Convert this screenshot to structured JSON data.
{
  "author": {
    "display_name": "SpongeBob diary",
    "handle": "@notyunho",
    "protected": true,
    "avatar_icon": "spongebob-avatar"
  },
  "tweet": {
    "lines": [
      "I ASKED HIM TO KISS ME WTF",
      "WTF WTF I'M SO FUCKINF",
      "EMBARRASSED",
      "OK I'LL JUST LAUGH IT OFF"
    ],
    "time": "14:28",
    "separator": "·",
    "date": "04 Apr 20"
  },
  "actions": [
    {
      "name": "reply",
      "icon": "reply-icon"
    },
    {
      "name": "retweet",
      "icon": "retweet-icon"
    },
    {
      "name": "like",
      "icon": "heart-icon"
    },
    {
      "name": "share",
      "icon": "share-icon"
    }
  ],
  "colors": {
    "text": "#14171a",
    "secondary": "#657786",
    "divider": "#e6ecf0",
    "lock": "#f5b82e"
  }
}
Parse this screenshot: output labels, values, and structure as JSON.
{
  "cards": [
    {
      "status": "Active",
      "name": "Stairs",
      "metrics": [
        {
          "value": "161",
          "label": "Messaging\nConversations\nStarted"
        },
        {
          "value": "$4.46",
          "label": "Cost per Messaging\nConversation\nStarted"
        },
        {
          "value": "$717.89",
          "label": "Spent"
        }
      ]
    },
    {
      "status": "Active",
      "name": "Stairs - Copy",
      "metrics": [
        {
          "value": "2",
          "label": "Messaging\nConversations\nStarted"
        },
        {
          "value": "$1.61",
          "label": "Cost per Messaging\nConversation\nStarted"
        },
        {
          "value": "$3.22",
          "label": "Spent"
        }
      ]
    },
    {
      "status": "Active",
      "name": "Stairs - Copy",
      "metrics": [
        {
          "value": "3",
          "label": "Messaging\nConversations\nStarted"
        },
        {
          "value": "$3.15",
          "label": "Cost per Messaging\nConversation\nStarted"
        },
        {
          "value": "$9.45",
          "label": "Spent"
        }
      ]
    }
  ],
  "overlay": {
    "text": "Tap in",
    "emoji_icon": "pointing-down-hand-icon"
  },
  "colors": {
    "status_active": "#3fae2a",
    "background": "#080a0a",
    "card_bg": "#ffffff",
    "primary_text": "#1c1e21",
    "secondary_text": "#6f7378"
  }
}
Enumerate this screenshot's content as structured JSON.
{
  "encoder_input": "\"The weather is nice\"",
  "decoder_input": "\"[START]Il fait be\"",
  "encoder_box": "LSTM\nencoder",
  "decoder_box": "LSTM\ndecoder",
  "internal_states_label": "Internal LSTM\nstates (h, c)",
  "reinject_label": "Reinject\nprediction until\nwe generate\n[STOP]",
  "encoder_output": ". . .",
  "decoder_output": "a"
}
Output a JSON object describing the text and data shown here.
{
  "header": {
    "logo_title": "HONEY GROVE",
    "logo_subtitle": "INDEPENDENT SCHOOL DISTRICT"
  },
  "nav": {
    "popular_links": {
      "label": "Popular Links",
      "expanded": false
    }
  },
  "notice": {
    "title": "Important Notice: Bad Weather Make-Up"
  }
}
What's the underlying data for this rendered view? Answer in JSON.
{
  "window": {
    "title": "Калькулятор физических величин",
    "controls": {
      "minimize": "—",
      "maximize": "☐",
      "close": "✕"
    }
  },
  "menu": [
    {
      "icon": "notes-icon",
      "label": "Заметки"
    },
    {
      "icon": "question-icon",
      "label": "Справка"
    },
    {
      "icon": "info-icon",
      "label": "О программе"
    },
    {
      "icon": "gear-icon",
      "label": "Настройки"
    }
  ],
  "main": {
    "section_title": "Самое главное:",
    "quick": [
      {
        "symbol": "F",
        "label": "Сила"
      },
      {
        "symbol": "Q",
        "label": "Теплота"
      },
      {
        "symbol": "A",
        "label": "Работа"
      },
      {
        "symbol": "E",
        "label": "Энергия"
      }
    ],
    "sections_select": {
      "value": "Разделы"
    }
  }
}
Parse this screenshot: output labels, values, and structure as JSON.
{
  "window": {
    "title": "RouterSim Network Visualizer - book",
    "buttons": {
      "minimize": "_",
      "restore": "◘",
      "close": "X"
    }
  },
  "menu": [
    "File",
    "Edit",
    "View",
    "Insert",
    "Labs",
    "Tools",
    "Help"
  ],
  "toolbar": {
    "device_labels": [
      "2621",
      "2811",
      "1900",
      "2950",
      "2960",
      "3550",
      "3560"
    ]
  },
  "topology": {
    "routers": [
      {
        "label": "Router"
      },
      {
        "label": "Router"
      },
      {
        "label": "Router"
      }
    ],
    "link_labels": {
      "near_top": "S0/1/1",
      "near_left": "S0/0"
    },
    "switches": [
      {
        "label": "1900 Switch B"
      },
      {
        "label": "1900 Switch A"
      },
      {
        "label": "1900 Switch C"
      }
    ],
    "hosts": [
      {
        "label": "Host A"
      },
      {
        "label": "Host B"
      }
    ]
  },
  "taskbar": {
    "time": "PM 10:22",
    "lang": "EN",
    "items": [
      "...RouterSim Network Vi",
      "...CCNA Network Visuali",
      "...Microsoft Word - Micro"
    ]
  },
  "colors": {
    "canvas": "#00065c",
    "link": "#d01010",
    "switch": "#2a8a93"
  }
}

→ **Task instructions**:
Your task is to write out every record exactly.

→ **Response**:
Convert this screenshot to structured JSON data.
{
  "author": {
    "display_name": "SpongeBob diary",
    "handle": "@notyunho",
    "protected": true,
    "avatar_icon": "spongebob-avatar"
  },
  "tweet": {
    "lines": [
      "I ASKED HIM TO KISS ME WTF",
      "WTF WTF I'M SO FUCKINF",
      "EMBARRASSED",
      "OK I'LL JUST LAUGH IT OFF"
    ],
    "time": "14:28",
    "separator": "·",
    "date": "04 Apr 20"
  },
  "actions": [
    {
      "name": "reply",
      "icon": "reply-icon"
    },
    {
      "name": "retweet",
      "icon": "retweet-icon"
    },
    {
      "name": "like",
      "icon": "heart-icon"
    },
    {
      "name": "share",
      "icon": "share-icon"
    }
  ],
  "colors": {
    "text": "#14171a",
    "secondary": "#657786",
    "divider": "#e6ecf0",
    "lock": "#f5b82e"
  }
}
Parse this screenshot: output labels, values, and structure as JSON.
{
  "cards": [
    {
      "status": "Active",
      "name": "Stairs",
      "metrics": [
        {
          "value": "161",
          "label": "Messaging\nConversations\nStarted"
        },
        {
          "value": "$4.46",
          "label": "Cost per Messaging\nConversation\nStarted"
        },
        {
          "value": "$717.89",
          "label": "Spent"
        }
      ]
    },
    {
      "status": "Active",
      "name": "Stairs - Copy",
      "metrics": [
        {
          "value": "2",
          "label": "Messaging\nConversations\nStarted"
        },
        {
          "value": "$1.61",
          "label": "Cost per Messaging\nConversation\nStarted"
        },
        {
          "value": "$3.22",
          "label": "Spent"
        }
      ]
    },
    {
      "status": "Active",
      "name": "Stairs - Copy",
      "metrics": [
        {
          "value": "3",
          "label": "Messaging\nConversations\nStarted"
        },
        {
          "value": "$3.15",
          "label": "Cost per Messaging\nConversation\nStarted"
        },
        {
          "value": "$9.45",
          "label": "Spent"
        }
      ]
    }
  ],
  "overlay": {
    "text": "Tap in",
    "emoji_icon": "pointing-down-hand-icon"
  },
  "colors": {
    "status_active": "#3fae2a",
    "background": "#080a0a",
    "card_bg": "#ffffff",
    "primary_text": "#1c1e21",
    "secondary_text": "#6f7378"
  }
}
Enumerate this screenshot's content as structured JSON.
{
  "encoder_input": "\"The weather is nice\"",
  "decoder_input": "\"[START]Il fait be\"",
  "encoder_box": "LSTM\nencoder",
  "decoder_box": "LSTM\ndecoder",
  "internal_states_label": "Internal LSTM\nstates (h, c)",
  "reinject_label": "Reinject\nprediction until\nwe generate\n[STOP]",
  "encoder_output": ". . .",
  "decoder_output": "a"
}
Output a JSON object describing the text and data shown here.
{
  "header": {
    "logo_title": "HONEY GROVE",
    "logo_subtitle": "INDEPENDENT SCHOOL DISTRICT"
  },
  "nav": {
    "popular_links": {
      "label": "Popular Links",
      "expanded": false
    }
  },
  "notice": {
    "title": "Important Notice: Bad Weather Make-Up"
  }
}
What's the underlying data for this rendered view? Answer in JSON.
{
  "window": {
    "title": "Калькулятор физических величин",
    "controls": {
      "minimize": "—",
      "maximize": "☐",
      "close": "✕"
    }
  },
  "menu": [
    {
      "icon": "notes-icon",
      "label": "Заметки"
    },
    {
      "icon": "question-icon",
      "label": "Справка"
    },
    {
      "icon": "info-icon",
      "label": "О программе"
    },
    {
      "icon": "gear-icon",
      "label": "Настройки"
    }
  ],
  "main": {
    "section_title": "Самое главное:",
    "quick": [
      {
        "symbol": "F",
        "label": "Сила"
      },
      {
        "symbol": "Q",
        "label": "Теплота"
      },
      {
        "symbol": "A",
        "label": "Работа"
      },
      {
        "symbol": "E",
        "label": "Энергия"
      }
    ],
    "sections_select": {
      "value": "Разделы"
    }
  }
}
Parse this screenshot: output labels, values, and structure as JSON.
{
  "window": {
    "title": "RouterSim Network Visualizer - book",
    "buttons": {
      "minimize": "_",
      "restore": "◘",
      "close": "X"
    }
  },
  "menu": [
    "File",
    "Edit",
    "View",
    "Insert",
    "Labs",
    "Tools",
    "Help"
  ],
  "toolbar": {
    "device_labels": [
      "2621",
      "2811",
      "1900",
      "2950",
      "2960",
      "3550",
      "3560"
    ]
  },
  "topology": {
    "routers": [
      {
        "label": "Router"
      },
      {
        "label": "Router"
      },
      {
        "label": "Router"
      }
    ],
    "link_labels": {
      "near_top": "S0/1/1",
      "near_left": "S0/0"
    },
    "switches": [
      {
        "label": "1900 Switch B"
      },
      {
        "label": "1900 Switch A"
      },
      {
        "label": "1900 Switch C"
      }
    ],
    "hosts": [
      {
        "label": "Host A"
      },
      {
        "label": "Host B"
      }
    ]
  },
  "taskbar": {
    "time": "PM 10:22",
    "lang": "EN",
    "items": [
      "...RouterSim Network Vi",
      "...CCNA Network Visuali",
      "...Microsoft Word - Micro"
    ]
  },
  "colors": {
    "canvas": "#00065c",
    "link": "#d01010",
    "switch": "#2a8a93"
  }
}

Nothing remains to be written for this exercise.